Give back the records in their entirety, exactly.

··· Source information ···

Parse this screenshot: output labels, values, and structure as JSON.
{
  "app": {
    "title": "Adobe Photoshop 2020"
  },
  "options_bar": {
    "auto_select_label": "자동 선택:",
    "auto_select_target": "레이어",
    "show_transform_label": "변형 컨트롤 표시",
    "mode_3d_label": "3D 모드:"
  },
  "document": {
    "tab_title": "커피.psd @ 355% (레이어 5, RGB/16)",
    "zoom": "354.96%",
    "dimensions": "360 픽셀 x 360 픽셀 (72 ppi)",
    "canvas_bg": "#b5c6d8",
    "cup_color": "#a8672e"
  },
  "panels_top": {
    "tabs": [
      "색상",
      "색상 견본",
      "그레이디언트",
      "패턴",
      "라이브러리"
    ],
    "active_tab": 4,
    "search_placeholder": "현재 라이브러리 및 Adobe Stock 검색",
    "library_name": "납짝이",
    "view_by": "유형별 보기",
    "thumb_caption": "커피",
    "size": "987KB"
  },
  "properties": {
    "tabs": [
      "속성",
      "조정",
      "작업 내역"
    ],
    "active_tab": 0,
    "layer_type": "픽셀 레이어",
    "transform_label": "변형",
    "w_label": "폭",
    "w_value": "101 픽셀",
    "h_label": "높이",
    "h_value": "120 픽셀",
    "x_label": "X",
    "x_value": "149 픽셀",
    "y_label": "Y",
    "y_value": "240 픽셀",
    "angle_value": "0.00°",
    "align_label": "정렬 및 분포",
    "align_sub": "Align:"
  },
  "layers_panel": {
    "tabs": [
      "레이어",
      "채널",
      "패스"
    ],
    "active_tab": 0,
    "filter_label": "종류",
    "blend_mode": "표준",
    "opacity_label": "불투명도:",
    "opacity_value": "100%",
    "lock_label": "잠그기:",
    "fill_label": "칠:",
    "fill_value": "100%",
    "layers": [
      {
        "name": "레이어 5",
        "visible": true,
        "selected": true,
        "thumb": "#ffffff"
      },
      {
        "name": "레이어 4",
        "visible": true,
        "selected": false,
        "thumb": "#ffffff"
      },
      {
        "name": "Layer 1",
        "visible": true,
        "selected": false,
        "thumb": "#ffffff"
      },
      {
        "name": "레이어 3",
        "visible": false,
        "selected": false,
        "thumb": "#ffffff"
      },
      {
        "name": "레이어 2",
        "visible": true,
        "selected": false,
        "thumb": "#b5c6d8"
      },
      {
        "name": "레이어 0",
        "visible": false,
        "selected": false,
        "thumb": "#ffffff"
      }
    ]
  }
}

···

_Solution to the exercise_.
Parse this screenshot: output labels, values, and structure as JSON.
{
  "app": {
    "title": "Adobe Photoshop 2020"
  },
  "options_bar": {
    "auto_select_label": "자동 선택:",
    "auto_select_target": "레이어",
    "show_transform_label": "변형 컨트롤 표시",
    "mode_3d_label": "3D 모드:"
  },
  "document": {
    "tab_title": "커피.psd @ 355% (레이어 5, RGB/16)",
    "zoom": "354.96%",
    "dimensions": "360 픽셀 x 360 픽셀 (72 ppi)",
    "canvas_bg": "#b5c6d8",
    "cup_color": "#a8672e"
  },
  "panels_top": {
    "tabs": [
      "색상",
      "색상 견본",
      "그레이디언트",
      "패턴",
      "라이브러리"
    ],
    "active_tab": 4,
    "search_placeholder": "현재 라이브러리 및 Adobe Stock 검색",
    "library_name": "납짝이",
    "view_by": "유형별 보기",
    "thumb_caption": "커피",
    "size": "987KB"
  },
  "properties": {
    "tabs": [
      "속성",
      "조정",
      "작업 내역"
    ],
    "active_tab": 0,
    "layer_type": "픽셀 레이어",
    "transform_label": "변형",
    "w_label": "폭",
    "w_value": "101 픽셀",
    "h_label": "높이",
    "h_value": "120 픽셀",
    "x_label": "X",
    "x_value": "149 픽셀",
    "y_label": "Y",
    "y_value": "240 픽셀",
    "angle_value": "0.00°",
    "align_label": "정렬 및 분포",
    "align_sub": "Align:"
  },
  "layers_panel": {
    "tabs": [
      "레이어",
      "채널",
      "패스"
    ],
    "active_tab": 0,
    "filter_label": "종류",
    "blend_mode": "표준",
    "opacity_label": "불투명도:",
    "opacity_value": "100%",
    "lock_label": "잠그기:",
    "fill_label": "칠:",
    "fill_value": "100%",
    "layers": [
      {
        "name": "레이어 5",
        "visible": true,
        "selected": true,
        "thumb": "#ffffff"
      },
      {
        "name": "레이어 4",
        "visible": true,
        "selected": false,
        "thumb": "#ffffff"
      },
      {
        "name": "Layer 1",
        "visible": true,
        "selected": false,
        "thumb": "#ffffff"
      },
      {
        "name": "레이어 3",
        "visible": false,
        "selected": false,
        "thumb": "#ffffff"
      },
      {
        "name": "레이어 2",
        "visible": true,
        "selected": false,
        "thumb": "#b5c6d8"
      },
      {
        "name": "레이어 0",
        "visible": false,
        "selected": false,
        "thumb": "#ffffff"
      }
    ]
  }
}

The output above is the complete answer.